### Task requirements
Exactly as given, write out all the entries again.

### Extracted information
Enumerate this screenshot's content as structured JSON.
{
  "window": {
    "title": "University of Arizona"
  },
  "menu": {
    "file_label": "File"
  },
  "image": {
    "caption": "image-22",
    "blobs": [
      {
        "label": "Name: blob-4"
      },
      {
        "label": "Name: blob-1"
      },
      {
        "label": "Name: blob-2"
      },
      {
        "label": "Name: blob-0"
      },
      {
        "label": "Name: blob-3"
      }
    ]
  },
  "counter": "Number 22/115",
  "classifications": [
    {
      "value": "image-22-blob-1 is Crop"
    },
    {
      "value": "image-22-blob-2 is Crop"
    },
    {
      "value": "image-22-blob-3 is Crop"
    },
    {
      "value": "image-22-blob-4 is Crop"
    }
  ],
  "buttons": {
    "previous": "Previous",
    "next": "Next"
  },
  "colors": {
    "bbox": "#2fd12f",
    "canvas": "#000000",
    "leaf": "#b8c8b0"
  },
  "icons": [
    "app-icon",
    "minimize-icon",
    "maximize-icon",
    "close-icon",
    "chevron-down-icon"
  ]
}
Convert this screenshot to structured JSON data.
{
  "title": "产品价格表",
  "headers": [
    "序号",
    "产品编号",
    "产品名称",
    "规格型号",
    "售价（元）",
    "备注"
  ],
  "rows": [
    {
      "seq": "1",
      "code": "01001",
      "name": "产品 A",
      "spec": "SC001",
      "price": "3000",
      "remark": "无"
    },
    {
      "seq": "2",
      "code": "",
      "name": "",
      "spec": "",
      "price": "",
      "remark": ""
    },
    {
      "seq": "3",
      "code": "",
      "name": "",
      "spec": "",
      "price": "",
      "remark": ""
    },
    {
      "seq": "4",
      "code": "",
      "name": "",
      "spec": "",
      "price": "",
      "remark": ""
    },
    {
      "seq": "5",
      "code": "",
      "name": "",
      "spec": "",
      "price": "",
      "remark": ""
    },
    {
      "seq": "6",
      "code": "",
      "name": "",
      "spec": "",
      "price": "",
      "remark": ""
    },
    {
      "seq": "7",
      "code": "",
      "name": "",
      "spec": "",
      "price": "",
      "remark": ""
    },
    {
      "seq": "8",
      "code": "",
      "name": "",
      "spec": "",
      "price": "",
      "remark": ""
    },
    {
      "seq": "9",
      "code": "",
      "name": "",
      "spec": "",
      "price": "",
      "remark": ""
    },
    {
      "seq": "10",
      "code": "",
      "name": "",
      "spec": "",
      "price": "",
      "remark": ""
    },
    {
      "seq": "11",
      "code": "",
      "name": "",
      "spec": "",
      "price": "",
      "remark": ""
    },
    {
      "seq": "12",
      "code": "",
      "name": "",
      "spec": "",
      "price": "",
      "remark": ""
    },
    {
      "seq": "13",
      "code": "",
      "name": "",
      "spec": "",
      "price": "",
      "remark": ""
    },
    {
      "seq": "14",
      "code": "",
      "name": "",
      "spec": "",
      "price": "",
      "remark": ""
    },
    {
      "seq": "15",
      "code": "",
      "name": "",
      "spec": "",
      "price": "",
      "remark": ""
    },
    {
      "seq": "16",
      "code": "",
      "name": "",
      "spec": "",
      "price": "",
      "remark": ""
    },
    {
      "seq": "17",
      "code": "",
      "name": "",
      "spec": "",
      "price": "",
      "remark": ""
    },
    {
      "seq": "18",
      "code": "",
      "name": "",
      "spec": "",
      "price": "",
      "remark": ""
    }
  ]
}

### Exercise output
Enumerate this screenshot's content as structured JSON.
{
  "window": {
    "title": "University of Arizona"
  },
  "menu": {
    "file_label": "File"
  },
  "image": {
    "caption": "image-22",
    "blobs": [
      {
        "label": "Name: blob-4"
      },
      {
        "label": "Name: blob-1"
      },
      {
        "label": "Name: blob-2"
      },
      {
        "label": "Name: blob-0"
      },
      {
        "label": "Name: blob-3"
      }
    ]
  },
  "counter": "Number 22/115",
  "classifications": [
    {
      "value": "image-22-blob-1 is Crop"
    },
    {
      "value": "image-22-blob-2 is Crop"
    },
    {
      "value": "image-22-blob-3 is Crop"
    },
    {
      "value": "image-22-blob-4 is Crop"
    }
  ],
  "buttons": {
    "previous": "Previous",
    "next": "Next"
  },
  "colors": {
    "bbox": "#2fd12f",
    "canvas": "#000000",
    "leaf": "#b8c8b0"
  },
  "icons": [
    "app-icon",
    "minimize-icon",
    "maximize-icon",
    "close-icon",
    "chevron-down-icon"
  ]
}
Convert this screenshot to structured JSON data.
{
  "title": "产品价格表",
  "headers": [
    "序号",
    "产品编号",
    "产品名称",
    "规格型号",
    "售价（元）",
    "备注"
  ],
  "rows": [
    {
      "seq": "1",
      "code": "01001",
      "name": "产品 A",
      "spec": "SC001",
      "price": "3000",
      "remark": "无"
    },
    {
      "seq": "2",
      "code": "",
      "name": "",
      "spec": "",
      "price": "",
      "remark": ""
    },
    {
      "seq": "3",
      "code": "",
      "name": "",
      "spec": "",
      "price": "",
      "remark": ""
    },
    {
      "seq": "4",
      "code": "",
      "name": "",
      "spec": "",
      "price": "",
      "remark": ""
    },
    {
      "seq": "5",
      "code": "",
      "name": "",
      "spec": "",
      "price": "",
      "remark": ""
    },
    {
      "seq": "6",
      "code": "",
      "name": "",
      "spec": "",
      "price": "",
      "remark": ""
    },
    {
      "seq": "7",
      "code": "",
      "name": "",
      "spec": "",
      "price": "",
      "remark": ""
    },
    {
      "seq": "8",
      "code": "",
      "name": "",
      "spec": "",
      "price": "",
      "remark": ""
    },
    {
      "seq": "9",
      "code": "",
      "name": "",
      "spec": "",
      "price": "",
      "remark": ""
    },
    {
      "seq": "10",
      "code": "",
      "name": "",
      "spec": "",
      "price": "",
      "remark": ""
    },
    {
      "seq": "11",
      "code": "",
      "name": "",
      "spec": "",
      "price": "",
      "remark": ""
    },
    {
      "seq": "12",
      "code": "",
      "name": "",
      "spec": "",
      "price": "",
      "remark": ""
    },
    {
      "seq": "13",
      "code": "",
      "name": "",
      "spec": "",
      "price": "",
      "remark": ""
    },
    {
      "seq": "14",
      "code": "",
      "name": "",
      "spec": "",
      "price": "",
      "remark": ""
    },
    {
      "seq": "15",
      "code": "",
      "name": "",
      "spec": "",
      "price": "",
      "remark": ""
    },
    {
      "seq": "16",
      "code": "",
      "name": "",
      "spec": "",
      "price": "",
      "remark": ""
    },
    {
      "seq": "17",
      "code": "",
      "name": "",
      "spec": "",
      "price": "",
      "remark": ""
    },
    {
      "seq": "18",
      "code": "",
      "name": "",
      "spec": "",
      "price": "",
      "remark": ""
    }
  ]
}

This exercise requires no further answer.